Medley-Bacon received the award Friday as part of UVA’s Community MLK Celebration event hosted by the Law School online.
“When I do things [with the Black Law Students Association or at the Law School] … I just do it because I find it interesting or I find it to be important work,” she said. “So to know I was recognized by my peers, as well by professors and other members of the Law School community, for having good character and conduct, that was just really special to me, and it’s something I’m really proud of, to know that I have that kind of positive impact on other people.”
At UVA Law, Medley-Bacon serves as BLSA social action chair and on the organization’s mock trial team (where she was a National Black Law Students Association Mid-Atlantic region quarterfinalist), on the editorial board of The Journal of Law & Politics and as a Peer Advisor. In November, she was appointed the student representative on the President’s Council on UVA-Community Partnerships, created by President Jim Ryan ’92 in 2019.
She said it’s important for UVA to invest in the surrounding community, and that she values the variety of voices and expertise brought to the table for council initiatives.
“It’s not just lip service,” Medley-Bacon said. “People are trying to create the opportunities for real changes and being very direct on what the University needs to do and what types of steps they need to take in order to build a stronger relationship with folks in the area.”
The Swanson award, launched in 2018 during a commemoration of Swanson’s time at UVA, is meant to recognize students who have the traits he embodied. Swanson attended UVA Law during the 1950-51 academic year as an LL.M. student after winning a federal lawsuit aided by the NAACP Legal Defense Fund.
Medley-Bacon’s nominators included fellow BLSA officers, who lauded the programming she has organized in the past year during the pandemic. Medley-Bacon said her first event of the fall semester — a program on allyship that drew 70 viewers on Zoom — was particularly meaningful.
“It’s not just something you proclaim for yourself, but it’s actual work,” she explained about allyship, “so the fact that folks were really interested in doing that and learning more about what it means to be an ally, it was really interesting being able to educate folks from a Black perspective about what that looks like, and what the expectations are. It’s something that I really enjoyed doing.”
Professor Gregory Mitchell, one of Medley-Bacon’s nominators, was her Civil Procedure teacher and her coach with BLSA’s mock trial team.
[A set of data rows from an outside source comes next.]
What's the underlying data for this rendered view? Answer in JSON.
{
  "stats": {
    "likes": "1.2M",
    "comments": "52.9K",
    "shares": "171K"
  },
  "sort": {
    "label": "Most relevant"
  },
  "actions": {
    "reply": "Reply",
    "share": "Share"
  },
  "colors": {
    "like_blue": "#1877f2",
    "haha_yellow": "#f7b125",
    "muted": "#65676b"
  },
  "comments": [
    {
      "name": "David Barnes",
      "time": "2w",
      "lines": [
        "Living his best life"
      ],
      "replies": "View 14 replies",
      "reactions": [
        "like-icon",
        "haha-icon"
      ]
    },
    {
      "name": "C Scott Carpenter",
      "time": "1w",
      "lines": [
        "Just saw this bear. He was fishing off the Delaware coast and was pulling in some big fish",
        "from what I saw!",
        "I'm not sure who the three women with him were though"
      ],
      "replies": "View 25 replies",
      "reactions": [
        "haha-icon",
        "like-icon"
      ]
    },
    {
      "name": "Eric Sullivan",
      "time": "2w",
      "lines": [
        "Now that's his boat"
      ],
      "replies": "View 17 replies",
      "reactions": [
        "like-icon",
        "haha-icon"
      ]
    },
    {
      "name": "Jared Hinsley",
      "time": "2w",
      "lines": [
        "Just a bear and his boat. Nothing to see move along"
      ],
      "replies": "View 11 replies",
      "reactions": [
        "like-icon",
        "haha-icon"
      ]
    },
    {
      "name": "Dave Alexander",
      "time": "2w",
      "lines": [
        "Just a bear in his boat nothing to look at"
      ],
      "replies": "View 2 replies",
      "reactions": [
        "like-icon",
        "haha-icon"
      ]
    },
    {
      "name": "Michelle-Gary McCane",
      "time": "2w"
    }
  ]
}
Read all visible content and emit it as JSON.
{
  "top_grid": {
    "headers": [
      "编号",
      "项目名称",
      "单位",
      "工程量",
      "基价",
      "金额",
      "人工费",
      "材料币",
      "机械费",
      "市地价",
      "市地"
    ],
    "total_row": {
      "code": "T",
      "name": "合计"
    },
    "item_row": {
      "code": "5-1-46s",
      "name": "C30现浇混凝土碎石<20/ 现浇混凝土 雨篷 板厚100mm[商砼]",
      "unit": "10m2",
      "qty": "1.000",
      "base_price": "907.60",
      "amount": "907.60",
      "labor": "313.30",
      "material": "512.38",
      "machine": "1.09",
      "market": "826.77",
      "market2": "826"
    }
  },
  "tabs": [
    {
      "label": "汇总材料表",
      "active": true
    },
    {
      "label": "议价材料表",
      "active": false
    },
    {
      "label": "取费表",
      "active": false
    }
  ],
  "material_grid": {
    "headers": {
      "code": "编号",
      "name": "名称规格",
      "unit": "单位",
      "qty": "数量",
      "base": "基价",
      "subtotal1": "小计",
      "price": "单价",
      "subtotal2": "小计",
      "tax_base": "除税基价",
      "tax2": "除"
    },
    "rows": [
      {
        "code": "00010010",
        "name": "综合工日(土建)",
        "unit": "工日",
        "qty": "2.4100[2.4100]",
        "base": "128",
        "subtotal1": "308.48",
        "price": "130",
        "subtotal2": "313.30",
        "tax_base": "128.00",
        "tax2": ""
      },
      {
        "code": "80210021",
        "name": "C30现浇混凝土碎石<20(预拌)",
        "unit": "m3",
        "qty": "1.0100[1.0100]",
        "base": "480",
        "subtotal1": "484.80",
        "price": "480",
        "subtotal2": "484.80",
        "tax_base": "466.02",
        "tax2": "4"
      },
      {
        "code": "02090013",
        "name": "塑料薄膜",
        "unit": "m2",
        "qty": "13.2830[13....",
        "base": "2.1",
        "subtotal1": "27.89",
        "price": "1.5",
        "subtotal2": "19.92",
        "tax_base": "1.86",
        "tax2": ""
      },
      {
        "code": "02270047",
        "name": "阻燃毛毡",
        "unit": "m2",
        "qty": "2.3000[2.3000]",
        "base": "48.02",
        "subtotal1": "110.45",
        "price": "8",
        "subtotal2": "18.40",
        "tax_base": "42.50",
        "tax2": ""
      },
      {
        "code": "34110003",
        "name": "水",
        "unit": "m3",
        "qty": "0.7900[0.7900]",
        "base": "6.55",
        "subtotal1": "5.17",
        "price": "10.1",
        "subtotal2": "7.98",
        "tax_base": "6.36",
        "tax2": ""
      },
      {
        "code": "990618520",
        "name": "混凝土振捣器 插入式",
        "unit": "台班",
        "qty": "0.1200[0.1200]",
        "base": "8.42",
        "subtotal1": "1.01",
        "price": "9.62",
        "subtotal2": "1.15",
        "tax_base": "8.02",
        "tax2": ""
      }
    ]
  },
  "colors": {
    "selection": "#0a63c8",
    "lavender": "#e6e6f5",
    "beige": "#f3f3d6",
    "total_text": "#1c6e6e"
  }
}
“Niraje has already made contributions to the Law School community that can justify this honor, but giving her this award would also signal that we see great potential in her and expect great things from her,” he wrote in his nomination.
Medley-Bacon, who earned a bachelor’s from Morgan State University, is unsure what field of law she will go into but is interested in litigation on the partner track at a law firm.
“Ultimately, I just want to be happy with what I do every day,” she added, “that’s a big thing for me.”
Previous Gregory H. Swanson Award Winners